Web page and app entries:
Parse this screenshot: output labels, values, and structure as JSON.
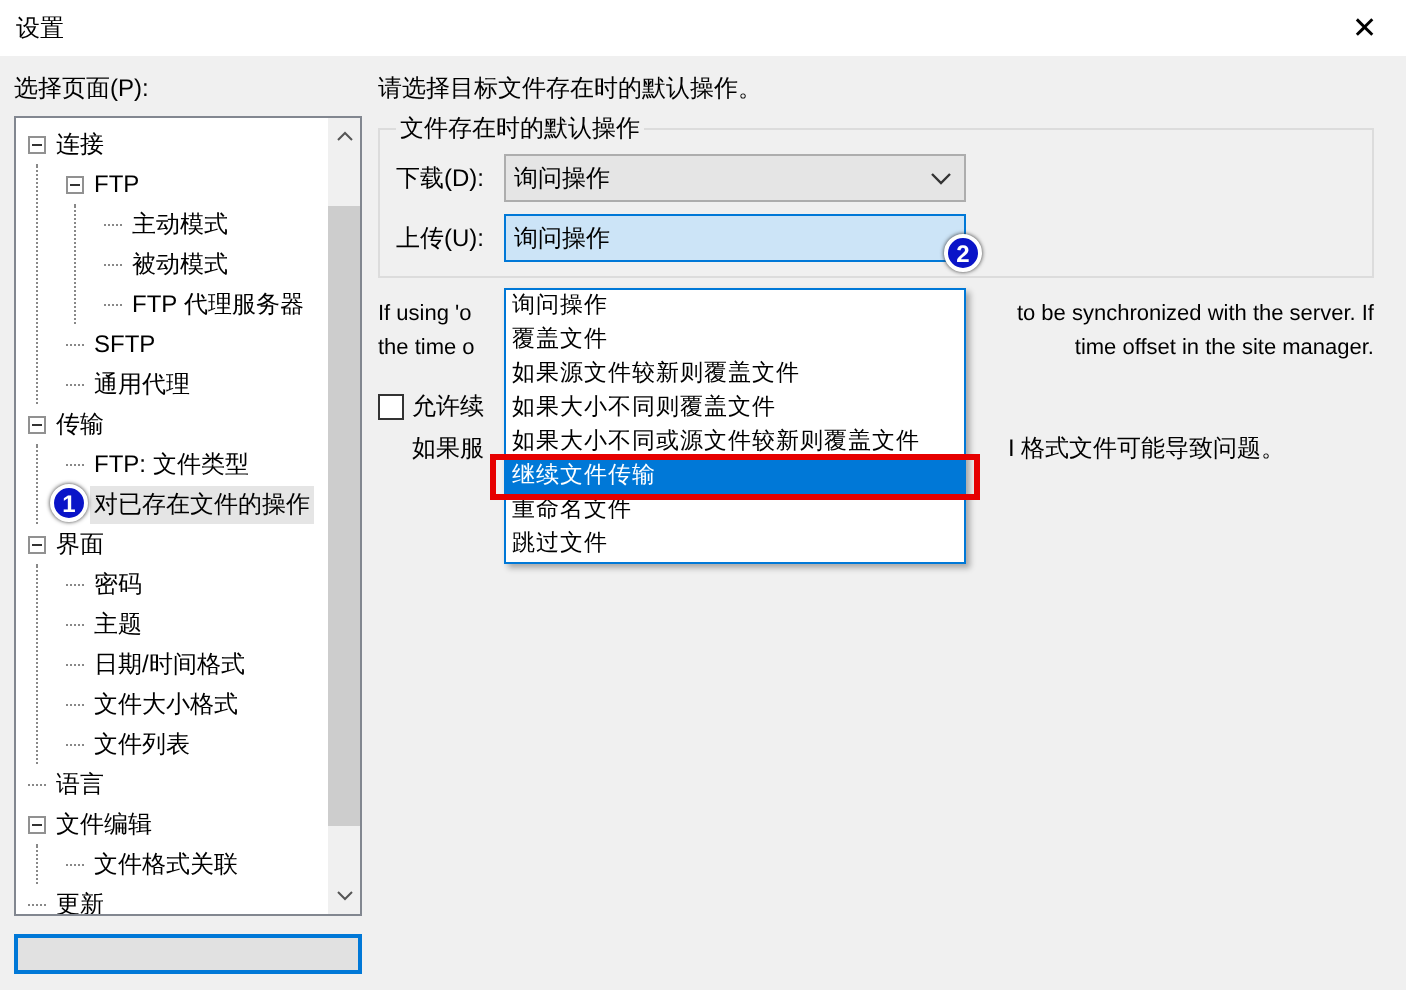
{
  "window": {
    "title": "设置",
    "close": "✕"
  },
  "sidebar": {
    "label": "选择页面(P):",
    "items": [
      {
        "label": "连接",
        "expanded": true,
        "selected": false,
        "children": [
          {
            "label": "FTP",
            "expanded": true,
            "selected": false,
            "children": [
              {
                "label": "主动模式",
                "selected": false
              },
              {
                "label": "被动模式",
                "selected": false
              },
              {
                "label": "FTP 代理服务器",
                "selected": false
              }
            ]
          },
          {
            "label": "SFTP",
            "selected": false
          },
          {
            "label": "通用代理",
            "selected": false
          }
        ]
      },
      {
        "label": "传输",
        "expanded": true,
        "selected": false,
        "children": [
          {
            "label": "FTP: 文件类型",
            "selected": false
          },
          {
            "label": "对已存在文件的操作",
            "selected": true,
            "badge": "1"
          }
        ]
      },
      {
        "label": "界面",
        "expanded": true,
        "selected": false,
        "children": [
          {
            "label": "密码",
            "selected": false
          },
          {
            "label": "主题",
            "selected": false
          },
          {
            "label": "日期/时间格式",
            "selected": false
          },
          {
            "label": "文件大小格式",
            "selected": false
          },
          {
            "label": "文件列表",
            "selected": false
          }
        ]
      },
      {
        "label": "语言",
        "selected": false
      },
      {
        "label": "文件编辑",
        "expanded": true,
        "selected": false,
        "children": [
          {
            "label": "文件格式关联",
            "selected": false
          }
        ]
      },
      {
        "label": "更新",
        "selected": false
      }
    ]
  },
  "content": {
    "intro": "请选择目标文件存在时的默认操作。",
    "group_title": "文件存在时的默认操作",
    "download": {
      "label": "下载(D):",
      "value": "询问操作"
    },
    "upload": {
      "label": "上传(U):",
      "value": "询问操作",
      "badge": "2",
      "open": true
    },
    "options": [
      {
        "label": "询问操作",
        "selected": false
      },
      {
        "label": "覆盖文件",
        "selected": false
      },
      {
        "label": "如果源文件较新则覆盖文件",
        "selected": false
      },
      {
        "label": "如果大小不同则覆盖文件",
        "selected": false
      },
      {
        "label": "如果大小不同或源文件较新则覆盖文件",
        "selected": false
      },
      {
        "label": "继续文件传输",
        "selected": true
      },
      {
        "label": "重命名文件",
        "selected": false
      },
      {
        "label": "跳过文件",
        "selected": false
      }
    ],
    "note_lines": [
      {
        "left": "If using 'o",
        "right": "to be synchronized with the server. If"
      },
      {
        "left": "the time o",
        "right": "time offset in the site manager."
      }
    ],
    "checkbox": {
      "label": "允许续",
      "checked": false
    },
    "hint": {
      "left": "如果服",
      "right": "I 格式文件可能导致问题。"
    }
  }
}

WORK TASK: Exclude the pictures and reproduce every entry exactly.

ANSWER AREA:
Parse this screenshot: output labels, values, and structure as JSON.
{
  "window": {
    "title": "设置",
    "close": "✕"
  },
  "sidebar": {
    "label": "选择页面(P):",
    "items": [
      {
        "label": "连接",
        "expanded": true,
        "selected": false,
        "children": [
          {
            "label": "FTP",
            "expanded": true,
            "selected": false,
            "children": [
              {
                "label": "主动模式",
                "selected": false
              },
              {
                "label": "被动模式",
                "selected": false
              },
              {
                "label": "FTP 代理服务器",
                "selected": false
              }
            ]
          },
          {
            "label": "SFTP",
            "selected": false
          },
          {
            "label": "通用代理",
            "selected": false
          }
        ]
      },
      {
        "label": "传输",
        "expanded": true,
        "selected": false,
        "children": [
          {
            "label": "FTP: 文件类型",
            "selected": false
          },
          {
            "label": "对已存在文件的操作",
            "selected": true,
            "badge": "1"
          }
        ]
      },
      {
        "label": "界面",
        "expanded": true,
        "selected": false,
        "children": [
          {
            "label": "密码",
            "selected": false
          },
          {
            "label": "主题",
            "selected": false
          },
          {
            "label": "日期/时间格式",
            "selected": false
          },
          {
            "label": "文件大小格式",
            "selected": false
          },
          {
            "label": "文件列表",
            "selected": false
          }
        ]
      },
      {
        "label": "语言",
        "selected": false
      },
      {
        "label": "文件编辑",
        "expanded": true,
        "selected": false,
        "children": [
          {
            "label": "文件格式关联",
            "selected": false
          }
        ]
      },
      {
        "label": "更新",
        "selected": false
      }
    ]
  },
  "content": {
    "intro": "请选择目标文件存在时的默认操作。",
    "group_title": "文件存在时的默认操作",
    "download": {
      "label": "下载(D):",
      "value": "询问操作"
    },
    "upload": {
      "label": "上传(U):",
      "value": "询问操作",
      "badge": "2",
      "open": true
    },
    "options": [
      {
        "label": "询问操作",
        "selected": false
      },
      {
        "label": "覆盖文件",
        "selected": false
      },
      {
        "label": "如果源文件较新则覆盖文件",
        "selected": false
      },
      {
        "label": "如果大小不同则覆盖文件",
        "selected": false
      },
      {
        "label": "如果大小不同或源文件较新则覆盖文件",
        "selected": false
      },
      {
        "label": "继续文件传输",
        "selected": true
      },
      {
        "label": "重命名文件",
        "selected": false
      },
      {
        "label": "跳过文件",
        "selected": false
      }
    ],
    "note_lines": [
      {
        "left": "If using 'o",
        "right": "to be synchronized with the server. If"
      },
      {
        "left": "the time o",
        "right": "time offset in the site manager."
      }
    ],
    "checkbox": {
      "label": "允许续",
      "checked": false
    },
    "hint": {
      "left": "如果服",
      "right": "I 格式文件可能导致问题。"
    }
  }
}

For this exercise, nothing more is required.